A serious move to the upside right from the open has caught a few people off guard this morning. The move has been opposed most of the way up by clients who continue to sell into the strength displayed by the FTSE. The move has been complimented by other European indices and US futures but with little explanation as to why for now.
Interestingly, the rise has not been met with the usual dollar weakness that in the past has seemed to move in line with equity rallies ever since March. You would expect the dollar to weaken across the board if indices were on the up but so far this morning the Aussie dollar and Yen are both weaker.
The dollar broadly seems to have found a platform of support and there is already talk of a decoupling of the relationship between strengthening equities and a weakening dollar. The US greenback has received such a significant pounding this year that anyone who joins the selling frenzy will have been way to late to the party which is showing signs that it’s wrapping up.
The economic data has been gradually improving throughout the year and in the last couple of weeks there seems to have been a crescendo into the year end after the stellar NFP number, strong retail sales and industrial production to boot. This data has been propping up equities, but at the same time it has lent support to the dollar as well, so are we starting to see the shift in interest rate expectations? Inflation too is due to rebound in 2010 and whilst it should be capped by unemployment which is expected to continue rising, the central banks will want to keep a close eye. Rising interest rates could easily destabilise the equity rally and we have been teetering around the highs for some time now as investors are starting to think of the possibility of higher borrowing costs earlier than expected. We’re yet to see any signs that rates will move soon, but this sentiment could help to underpin the dollar in 2010.
Just this morning the UK labour market showed signs of stabilising as unemployment rose at its slowest pace for 18 months. The data has lead to a small rise in cable and seems to have halted the FTSE’s rally for now, a move echoing what was commented in the previous couple of paragraphs.
Tonight sees the Federal Reserve releasing their meeting minutes and this is where investors will be listening closely to see if there are any clues as to when the Fed is likely to start hiking. We will most likely see the Fed stick to their guns and keep the phrase “extended period”, but no doubt there will be some more hawkish comments about the outlook for growth.
So this evening might provide some fireworks, particularly in the currency markets. Until then there’s a trickle of other US data in the form of CPI and housing starts.
As already mentioned the dollar is broadly stronger this morning and overall currency markets are flat, except for the Aussie dollar which is suffering further after the dovish comments from their central bank.

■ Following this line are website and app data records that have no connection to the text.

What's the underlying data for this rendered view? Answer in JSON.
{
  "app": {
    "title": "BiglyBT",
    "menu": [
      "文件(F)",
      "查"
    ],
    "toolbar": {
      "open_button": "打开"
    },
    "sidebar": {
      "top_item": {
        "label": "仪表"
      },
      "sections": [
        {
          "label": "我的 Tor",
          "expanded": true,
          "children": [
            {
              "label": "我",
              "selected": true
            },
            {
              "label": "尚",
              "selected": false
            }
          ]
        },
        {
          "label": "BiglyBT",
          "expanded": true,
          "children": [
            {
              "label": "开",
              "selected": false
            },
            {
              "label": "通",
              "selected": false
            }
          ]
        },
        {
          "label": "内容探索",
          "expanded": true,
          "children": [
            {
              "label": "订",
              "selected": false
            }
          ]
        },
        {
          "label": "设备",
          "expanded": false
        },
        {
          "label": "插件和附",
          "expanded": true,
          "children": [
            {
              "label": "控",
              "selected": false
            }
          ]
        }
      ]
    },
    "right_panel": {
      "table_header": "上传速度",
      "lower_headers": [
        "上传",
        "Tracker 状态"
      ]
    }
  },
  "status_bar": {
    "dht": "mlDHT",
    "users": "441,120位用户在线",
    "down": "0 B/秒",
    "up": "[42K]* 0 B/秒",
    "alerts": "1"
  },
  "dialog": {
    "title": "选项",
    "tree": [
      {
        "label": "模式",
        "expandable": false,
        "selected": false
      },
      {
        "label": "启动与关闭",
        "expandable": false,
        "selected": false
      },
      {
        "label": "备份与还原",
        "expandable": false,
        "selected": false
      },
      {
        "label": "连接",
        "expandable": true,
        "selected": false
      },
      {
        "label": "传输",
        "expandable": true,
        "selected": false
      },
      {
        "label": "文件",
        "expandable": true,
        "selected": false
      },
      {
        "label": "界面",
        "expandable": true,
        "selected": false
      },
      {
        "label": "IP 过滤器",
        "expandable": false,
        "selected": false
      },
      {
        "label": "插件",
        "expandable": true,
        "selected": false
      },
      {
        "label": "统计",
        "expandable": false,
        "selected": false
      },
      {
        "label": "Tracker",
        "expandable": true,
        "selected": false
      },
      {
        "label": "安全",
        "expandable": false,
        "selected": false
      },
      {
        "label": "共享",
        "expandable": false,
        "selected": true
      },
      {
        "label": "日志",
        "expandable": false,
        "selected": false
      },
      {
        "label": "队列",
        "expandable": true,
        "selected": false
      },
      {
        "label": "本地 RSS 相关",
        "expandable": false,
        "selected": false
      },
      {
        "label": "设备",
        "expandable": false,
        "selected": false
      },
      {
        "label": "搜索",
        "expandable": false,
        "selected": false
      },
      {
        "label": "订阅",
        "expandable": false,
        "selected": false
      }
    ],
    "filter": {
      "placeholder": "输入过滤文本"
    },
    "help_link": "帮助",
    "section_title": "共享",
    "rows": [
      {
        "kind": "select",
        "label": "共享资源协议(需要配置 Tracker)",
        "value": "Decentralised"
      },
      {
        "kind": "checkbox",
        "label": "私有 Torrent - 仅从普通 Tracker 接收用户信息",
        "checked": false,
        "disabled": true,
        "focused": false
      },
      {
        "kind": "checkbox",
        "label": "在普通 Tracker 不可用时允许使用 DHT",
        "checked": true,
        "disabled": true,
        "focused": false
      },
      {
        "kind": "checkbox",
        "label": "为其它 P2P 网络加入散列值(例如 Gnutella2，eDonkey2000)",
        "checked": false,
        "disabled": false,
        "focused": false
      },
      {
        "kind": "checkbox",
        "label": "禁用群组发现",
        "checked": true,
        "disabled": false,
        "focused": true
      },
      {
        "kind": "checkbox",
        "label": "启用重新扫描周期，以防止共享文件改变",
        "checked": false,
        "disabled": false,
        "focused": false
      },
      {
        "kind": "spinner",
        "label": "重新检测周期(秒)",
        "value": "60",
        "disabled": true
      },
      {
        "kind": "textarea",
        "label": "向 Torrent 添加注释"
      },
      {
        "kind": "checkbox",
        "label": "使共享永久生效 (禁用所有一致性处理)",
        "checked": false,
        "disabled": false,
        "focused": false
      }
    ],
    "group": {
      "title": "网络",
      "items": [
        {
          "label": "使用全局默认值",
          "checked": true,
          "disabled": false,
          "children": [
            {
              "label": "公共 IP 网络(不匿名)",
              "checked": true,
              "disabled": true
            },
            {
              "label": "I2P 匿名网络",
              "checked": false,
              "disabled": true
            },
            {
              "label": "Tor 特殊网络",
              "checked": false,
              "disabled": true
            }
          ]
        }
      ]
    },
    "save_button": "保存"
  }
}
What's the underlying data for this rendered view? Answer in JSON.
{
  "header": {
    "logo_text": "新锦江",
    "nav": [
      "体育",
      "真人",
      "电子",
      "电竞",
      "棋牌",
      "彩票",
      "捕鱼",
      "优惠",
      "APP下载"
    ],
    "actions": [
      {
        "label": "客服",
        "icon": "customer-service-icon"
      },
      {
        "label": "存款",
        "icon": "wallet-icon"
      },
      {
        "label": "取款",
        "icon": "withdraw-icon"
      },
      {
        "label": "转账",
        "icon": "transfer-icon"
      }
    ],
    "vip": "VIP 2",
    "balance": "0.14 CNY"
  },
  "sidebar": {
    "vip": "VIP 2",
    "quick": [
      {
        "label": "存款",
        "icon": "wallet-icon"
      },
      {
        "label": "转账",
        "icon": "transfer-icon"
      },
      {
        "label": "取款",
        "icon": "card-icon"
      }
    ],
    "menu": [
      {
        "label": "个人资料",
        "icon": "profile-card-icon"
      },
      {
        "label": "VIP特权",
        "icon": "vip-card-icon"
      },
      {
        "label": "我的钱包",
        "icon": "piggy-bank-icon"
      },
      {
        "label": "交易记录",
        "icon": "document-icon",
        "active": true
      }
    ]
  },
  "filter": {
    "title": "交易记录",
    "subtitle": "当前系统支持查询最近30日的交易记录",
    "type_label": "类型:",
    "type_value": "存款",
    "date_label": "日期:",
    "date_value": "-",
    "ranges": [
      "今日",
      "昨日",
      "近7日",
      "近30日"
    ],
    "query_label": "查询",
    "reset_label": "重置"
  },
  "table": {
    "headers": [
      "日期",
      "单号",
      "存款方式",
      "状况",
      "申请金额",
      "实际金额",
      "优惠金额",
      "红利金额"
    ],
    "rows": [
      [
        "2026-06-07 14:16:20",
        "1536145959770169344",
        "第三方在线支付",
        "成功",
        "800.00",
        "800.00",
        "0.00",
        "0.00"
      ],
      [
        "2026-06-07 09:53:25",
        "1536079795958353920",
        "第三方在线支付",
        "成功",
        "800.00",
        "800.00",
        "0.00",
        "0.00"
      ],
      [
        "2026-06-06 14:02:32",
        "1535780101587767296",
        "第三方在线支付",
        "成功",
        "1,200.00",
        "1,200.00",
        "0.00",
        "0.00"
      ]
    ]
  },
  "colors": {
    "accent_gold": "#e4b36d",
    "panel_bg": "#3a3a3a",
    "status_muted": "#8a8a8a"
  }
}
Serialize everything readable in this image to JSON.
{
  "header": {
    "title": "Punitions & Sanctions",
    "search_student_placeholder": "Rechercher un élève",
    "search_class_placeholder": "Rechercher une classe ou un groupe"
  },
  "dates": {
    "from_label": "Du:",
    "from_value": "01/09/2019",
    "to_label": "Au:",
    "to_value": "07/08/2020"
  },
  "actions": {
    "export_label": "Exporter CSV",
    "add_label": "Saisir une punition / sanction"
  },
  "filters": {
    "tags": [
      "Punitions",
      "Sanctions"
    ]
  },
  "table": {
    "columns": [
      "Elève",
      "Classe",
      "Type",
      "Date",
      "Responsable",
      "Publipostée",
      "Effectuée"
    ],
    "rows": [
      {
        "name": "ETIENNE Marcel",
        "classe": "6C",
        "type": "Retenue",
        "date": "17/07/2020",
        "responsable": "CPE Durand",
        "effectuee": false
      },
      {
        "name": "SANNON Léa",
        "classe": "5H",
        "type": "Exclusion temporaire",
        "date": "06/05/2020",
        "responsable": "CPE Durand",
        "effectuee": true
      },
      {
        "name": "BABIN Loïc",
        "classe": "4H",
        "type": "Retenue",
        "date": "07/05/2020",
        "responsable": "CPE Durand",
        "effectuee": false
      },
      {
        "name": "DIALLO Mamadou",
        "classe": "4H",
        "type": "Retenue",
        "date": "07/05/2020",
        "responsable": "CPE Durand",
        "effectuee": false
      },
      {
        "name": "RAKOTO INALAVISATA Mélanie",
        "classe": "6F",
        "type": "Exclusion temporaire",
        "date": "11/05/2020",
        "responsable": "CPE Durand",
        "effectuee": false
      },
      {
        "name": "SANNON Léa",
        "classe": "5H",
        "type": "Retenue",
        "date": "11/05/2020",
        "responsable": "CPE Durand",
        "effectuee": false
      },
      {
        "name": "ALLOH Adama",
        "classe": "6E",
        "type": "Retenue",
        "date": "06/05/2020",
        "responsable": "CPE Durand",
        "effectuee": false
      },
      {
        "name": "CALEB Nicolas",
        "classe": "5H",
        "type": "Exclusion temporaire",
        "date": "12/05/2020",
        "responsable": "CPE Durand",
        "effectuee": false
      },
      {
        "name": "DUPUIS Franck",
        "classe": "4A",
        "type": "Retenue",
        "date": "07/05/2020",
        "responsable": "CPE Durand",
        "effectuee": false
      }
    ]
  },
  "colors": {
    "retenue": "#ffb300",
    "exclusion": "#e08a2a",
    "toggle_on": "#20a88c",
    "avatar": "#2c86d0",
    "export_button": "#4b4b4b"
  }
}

Gold is making a bit of ground and crude is also on the bid, but later could provide big swings not only from the FOMC minutes, but oil inventories this afternoon, so things could continue to remain heated throughout the day.